[Work order]
Repeat the entries below in full, with every character unchanged.

======== Available data ========

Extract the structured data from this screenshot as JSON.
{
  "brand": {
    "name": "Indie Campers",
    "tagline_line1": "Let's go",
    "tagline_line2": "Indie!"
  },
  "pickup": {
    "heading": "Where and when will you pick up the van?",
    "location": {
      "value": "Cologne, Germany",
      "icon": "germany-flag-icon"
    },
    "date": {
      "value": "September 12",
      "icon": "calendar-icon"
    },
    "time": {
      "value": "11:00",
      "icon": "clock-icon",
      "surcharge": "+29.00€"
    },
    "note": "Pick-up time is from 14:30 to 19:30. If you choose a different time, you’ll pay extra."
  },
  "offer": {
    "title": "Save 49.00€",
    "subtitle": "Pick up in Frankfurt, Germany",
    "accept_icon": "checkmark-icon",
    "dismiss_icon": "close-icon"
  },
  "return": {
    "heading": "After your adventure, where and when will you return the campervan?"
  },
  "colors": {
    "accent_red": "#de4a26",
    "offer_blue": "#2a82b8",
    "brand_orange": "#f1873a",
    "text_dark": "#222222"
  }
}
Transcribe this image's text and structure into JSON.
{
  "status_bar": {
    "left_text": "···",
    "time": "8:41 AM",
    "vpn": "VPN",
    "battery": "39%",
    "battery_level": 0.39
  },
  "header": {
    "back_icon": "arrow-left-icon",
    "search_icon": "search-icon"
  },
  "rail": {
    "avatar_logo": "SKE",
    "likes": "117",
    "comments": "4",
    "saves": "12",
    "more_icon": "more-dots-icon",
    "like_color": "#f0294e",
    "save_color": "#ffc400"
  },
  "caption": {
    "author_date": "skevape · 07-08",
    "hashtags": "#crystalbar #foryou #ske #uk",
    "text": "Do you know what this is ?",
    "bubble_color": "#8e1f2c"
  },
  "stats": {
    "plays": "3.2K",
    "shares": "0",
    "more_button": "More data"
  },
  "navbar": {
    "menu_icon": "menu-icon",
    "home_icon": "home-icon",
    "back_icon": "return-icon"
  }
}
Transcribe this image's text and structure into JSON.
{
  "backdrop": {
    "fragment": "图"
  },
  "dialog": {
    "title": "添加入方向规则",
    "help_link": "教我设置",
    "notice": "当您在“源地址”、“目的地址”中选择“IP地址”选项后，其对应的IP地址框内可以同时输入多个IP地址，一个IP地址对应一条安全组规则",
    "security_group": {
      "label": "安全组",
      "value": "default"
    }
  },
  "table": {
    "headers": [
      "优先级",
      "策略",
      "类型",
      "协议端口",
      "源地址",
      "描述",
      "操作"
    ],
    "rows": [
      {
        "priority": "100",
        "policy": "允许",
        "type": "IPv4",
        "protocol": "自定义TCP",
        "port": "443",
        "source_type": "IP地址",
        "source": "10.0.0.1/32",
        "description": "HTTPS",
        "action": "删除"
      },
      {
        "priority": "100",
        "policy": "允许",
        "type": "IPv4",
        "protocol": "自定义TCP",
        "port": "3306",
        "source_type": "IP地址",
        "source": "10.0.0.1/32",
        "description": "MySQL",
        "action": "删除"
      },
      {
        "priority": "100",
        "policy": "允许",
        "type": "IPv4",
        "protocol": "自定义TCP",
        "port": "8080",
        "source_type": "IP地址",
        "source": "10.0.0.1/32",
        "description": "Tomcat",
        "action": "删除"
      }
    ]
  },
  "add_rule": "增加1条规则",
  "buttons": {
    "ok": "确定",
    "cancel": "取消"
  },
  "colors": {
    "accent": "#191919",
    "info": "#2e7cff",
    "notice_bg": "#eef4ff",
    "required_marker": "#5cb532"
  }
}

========

[Task answer]
Extract the structured data from this screenshot as JSON.
{
  "brand": {
    "name": "Indie Campers",
    "tagline_line1": "Let's go",
    "tagline_line2": "Indie!"
  },
  "pickup": {
    "heading": "Where and when will you pick up the van?",
    "location": {
      "value": "Cologne, Germany",
      "icon": "germany-flag-icon"
    },
    "date": {
      "value": "September 12",
      "icon": "calendar-icon"
    },
    "time": {
      "value": "11:00",
      "icon": "clock-icon",
      "surcharge": "+29.00€"
    },
    "note": "Pick-up time is from 14:30 to 19:30. If you choose a different time, you’ll pay extra."
  },
  "offer": {
    "title": "Save 49.00€",
    "subtitle": "Pick up in Frankfurt, Germany",
    "accept_icon": "checkmark-icon",
    "dismiss_icon": "close-icon"
  },
  "return": {
    "heading": "After your adventure, where and when will you return the campervan?"
  },
  "colors": {
    "accent_red": "#de4a26",
    "offer_blue": "#2a82b8",
    "brand_orange": "#f1873a",
    "text_dark": "#222222"
  }
}
Transcribe this image's text and structure into JSON.
{
  "status_bar": {
    "left_text": "···",
    "time": "8:41 AM",
    "vpn": "VPN",
    "battery": "39%",
    "battery_level": 0.39
  },
  "header": {
    "back_icon": "arrow-left-icon",
    "search_icon": "search-icon"
  },
  "rail": {
    "avatar_logo": "SKE",
    "likes": "117",
    "comments": "4",
    "saves": "12",
    "more_icon": "more-dots-icon",
    "like_color": "#f0294e",
    "save_color": "#ffc400"
  },
  "caption": {
    "author_date": "skevape · 07-08",
    "hashtags": "#crystalbar #foryou #ske #uk",
    "text": "Do you know what this is ?",
    "bubble_color": "#8e1f2c"
  },
  "stats": {
    "plays": "3.2K",
    "shares": "0",
    "more_button": "More data"
  },
  "navbar": {
    "menu_icon": "menu-icon",
    "home_icon": "home-icon",
    "back_icon": "return-icon"
  }
}
Transcribe this image's text and structure into JSON.
{
  "backdrop": {
    "fragment": "图"
  },
  "dialog": {
    "title": "添加入方向规则",
    "help_link": "教我设置",
    "notice": "当您在“源地址”、“目的地址”中选择“IP地址”选项后，其对应的IP地址框内可以同时输入多个IP地址，一个IP地址对应一条安全组规则",
    "security_group": {
      "label": "安全组",
      "value": "default"
    }
  },
  "table": {
    "headers": [
      "优先级",
      "策略",
      "类型",
      "协议端口",
      "源地址",
      "描述",
      "操作"
    ],
    "rows": [
      {
        "priority": "100",
        "policy": "允许",
        "type": "IPv4",
        "protocol": "自定义TCP",
        "port": "443",
        "source_type": "IP地址",
        "source": "10.0.0.1/32",
        "description": "HTTPS",
        "action": "删除"
      },
      {
        "priority": "100",
        "policy": "允许",
        "type": "IPv4",
        "protocol": "自定义TCP",
        "port": "3306",
        "source_type": "IP地址",
        "source": "10.0.0.1/32",
        "description": "MySQL",
        "action": "删除"
      },
      {
        "priority": "100",
        "policy": "允许",
        "type": "IPv4",
        "protocol": "自定义TCP",
        "port": "8080",
        "source_type": "IP地址",
        "source": "10.0.0.1/32",
        "description": "Tomcat",
        "action": "删除"
      }
    ]
  },
  "add_rule": "增加1条规则",
  "buttons": {
    "ok": "确定",
    "cancel": "取消"
  },
  "colors": {
    "accent": "#191919",
    "info": "#2e7cff",
    "notice_bg": "#eef4ff",
    "required_marker": "#5cb532"
  }
}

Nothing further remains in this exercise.